View from the Acropolis of Mycenae
Mycenaean civilisation is believed to have begun around 1750 BC, as a result of the influence from Minoan Crete to the socio-cultural landscape of the Early and Middle Bronze Age in mainland Greece. Soon, a significant increase in the population occurred; much of our knowledge about this period comes from finds at the site of Mycenae, in particular the Grave Circles A and B, which has led archaeologist to call this period the Shaft Grave era.
This civilisation reached its peak during a 3rd period known as the Palatial Bronze Age (c. 1400 BC–1200 BC), marked by the construction of powerful citadels and vast palaces, while royal shaft graves were replaced by a new burial practice: the majestic tholos tombs. It was at some point during this period that the Mycenaeans adopted the script known as Linear B, the earliest attested form of Greek, which first developed in Minoan Crete, based on the previous Linear Α.
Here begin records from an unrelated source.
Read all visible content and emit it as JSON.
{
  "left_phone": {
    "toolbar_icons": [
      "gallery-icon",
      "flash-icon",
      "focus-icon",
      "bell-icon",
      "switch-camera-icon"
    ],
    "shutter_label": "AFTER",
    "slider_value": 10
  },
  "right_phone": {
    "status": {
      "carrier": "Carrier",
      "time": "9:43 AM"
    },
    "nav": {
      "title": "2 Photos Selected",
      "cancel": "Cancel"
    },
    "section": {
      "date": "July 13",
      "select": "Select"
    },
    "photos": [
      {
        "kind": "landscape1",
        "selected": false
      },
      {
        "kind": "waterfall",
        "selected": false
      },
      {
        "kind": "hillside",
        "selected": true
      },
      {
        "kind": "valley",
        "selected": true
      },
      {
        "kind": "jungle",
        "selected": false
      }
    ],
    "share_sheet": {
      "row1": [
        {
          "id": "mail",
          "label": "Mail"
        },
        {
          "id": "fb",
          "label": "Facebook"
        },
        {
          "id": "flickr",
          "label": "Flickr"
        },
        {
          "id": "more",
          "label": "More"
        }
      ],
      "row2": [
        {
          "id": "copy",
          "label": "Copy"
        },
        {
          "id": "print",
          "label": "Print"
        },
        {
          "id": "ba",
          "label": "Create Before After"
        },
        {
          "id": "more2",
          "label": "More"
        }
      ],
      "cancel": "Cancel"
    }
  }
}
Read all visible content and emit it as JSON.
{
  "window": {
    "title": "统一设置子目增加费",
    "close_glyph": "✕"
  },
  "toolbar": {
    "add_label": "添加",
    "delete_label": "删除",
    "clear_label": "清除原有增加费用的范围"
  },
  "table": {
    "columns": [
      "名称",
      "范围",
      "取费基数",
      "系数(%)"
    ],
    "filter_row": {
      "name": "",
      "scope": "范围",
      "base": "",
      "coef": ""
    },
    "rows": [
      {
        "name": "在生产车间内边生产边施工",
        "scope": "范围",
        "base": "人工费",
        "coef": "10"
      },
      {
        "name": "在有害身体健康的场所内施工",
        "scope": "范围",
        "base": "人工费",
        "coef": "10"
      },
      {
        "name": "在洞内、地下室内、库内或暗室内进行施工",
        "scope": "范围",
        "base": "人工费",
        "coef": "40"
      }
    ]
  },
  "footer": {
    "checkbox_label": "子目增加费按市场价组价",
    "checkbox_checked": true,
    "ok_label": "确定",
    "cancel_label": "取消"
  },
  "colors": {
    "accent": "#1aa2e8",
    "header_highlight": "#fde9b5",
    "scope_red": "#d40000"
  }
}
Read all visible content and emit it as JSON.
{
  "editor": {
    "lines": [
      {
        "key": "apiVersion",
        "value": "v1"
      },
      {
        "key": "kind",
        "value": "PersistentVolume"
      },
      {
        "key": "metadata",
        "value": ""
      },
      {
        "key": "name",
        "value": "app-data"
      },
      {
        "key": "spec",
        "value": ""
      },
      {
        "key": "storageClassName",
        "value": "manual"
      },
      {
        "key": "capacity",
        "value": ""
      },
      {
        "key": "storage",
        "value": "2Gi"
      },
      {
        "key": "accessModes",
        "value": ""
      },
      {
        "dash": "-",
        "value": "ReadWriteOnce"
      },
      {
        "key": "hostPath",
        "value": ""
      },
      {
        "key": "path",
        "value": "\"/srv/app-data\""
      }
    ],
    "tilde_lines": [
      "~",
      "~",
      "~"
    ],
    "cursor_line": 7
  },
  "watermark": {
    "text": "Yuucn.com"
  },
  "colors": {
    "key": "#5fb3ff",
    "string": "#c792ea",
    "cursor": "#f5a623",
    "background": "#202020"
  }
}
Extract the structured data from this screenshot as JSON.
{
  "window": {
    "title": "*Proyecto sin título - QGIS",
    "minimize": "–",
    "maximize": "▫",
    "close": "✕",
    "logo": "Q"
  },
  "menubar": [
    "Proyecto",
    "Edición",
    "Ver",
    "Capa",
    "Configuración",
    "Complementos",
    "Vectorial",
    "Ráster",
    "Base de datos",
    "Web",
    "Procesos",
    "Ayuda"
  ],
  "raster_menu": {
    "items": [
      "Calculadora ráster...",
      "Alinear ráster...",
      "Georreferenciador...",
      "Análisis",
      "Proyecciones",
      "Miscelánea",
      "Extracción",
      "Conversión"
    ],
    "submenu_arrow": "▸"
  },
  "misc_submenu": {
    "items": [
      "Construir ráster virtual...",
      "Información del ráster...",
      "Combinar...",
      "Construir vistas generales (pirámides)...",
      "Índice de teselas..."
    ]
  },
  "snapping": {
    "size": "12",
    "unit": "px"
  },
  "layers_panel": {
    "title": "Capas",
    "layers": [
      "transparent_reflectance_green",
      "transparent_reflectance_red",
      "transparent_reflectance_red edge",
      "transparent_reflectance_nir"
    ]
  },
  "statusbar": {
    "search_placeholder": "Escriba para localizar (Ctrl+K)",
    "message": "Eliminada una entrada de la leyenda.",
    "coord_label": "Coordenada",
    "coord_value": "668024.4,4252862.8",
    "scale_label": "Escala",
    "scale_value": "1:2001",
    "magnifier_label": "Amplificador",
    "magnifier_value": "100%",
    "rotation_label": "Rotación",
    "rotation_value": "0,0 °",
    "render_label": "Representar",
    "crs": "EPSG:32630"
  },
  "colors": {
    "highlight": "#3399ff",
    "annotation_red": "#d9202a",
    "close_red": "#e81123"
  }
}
Mycenae was organised as an autocratic monarchy, with an administration based on a complex hierarchy of officials. There was a separate class of priests and priestesses. The population was also organised according to a complex class system, and slavery was widely practised. The city of Mycenae was eventually destroyed around c. 1190 BC, possibly by invaders, marking the collapse of the Mycenaean culture.
Excavations have confirmed that the site of Mycenae was occupied from the Neolithic period (c. 4000 BC). During the Middle Helladic period a necropolis developed on the southern slopes of the hill. The palace, built on top of the hill, is surrounded by massive “cyclopean” walls (named by classical Greeks, who ascribed their construction to the mythical Cyclopes) built in three phases (c. 1350, 1250 and 1225 BC). These walls include the world-famous Lion Gate, the main entrance of the citadel, which remains the only surviving monumental piece of Mycenaean sculpture.
A series of tholos tombs were built on the southern and south-western slopes of the hill during the Mycenaean period: the so-called Tomb of Aegisthus (c. 1500 BC), the Lion Tomb (c. 1350 BC), the Tomb of Clytemnestra (c. 1220 BC) and, most famously, the Treasury of Atreus (also known as the Tomb of Agamemnon), which was built at some distance from the rest of them.
View of the walls of the main palatial building in Tiryns (by Dimitrios Nikolopoulos via Wikimedia Commons)
The ruins of Tiryns stand 20 km north-east of Mycenae; most of the finds there date back to the Neolithic period. The oldest architectural remains, in the upper citadel, date back to the early Bronze Age (c. 3000 BC). The city featured an impressive palace on the top of a hill; its “cyclopean” walls, completed at the end of the 13th century BC, were even more prodigious than those of Mycenae, which gave the city its Homeric epithet of “mighty walled Tiryns”. Like Mycenae, Tiryns a great decline in population and power in the Late Bronze Age, although the site was not completely abandoned until the 5th century BC, when its inhabitants were expulsed.
Read also via Greek News Agenda: The unknown Mycenaean acropolis of Glas; The Griffin Warrior unlocks secrets of the Mycenaean civilisation; Philippi: a “small Rome” in Macedonia; Vravron and the cult of Artemis; The ancient city of Oeniadae; Acrocorinth: The mythical acropolis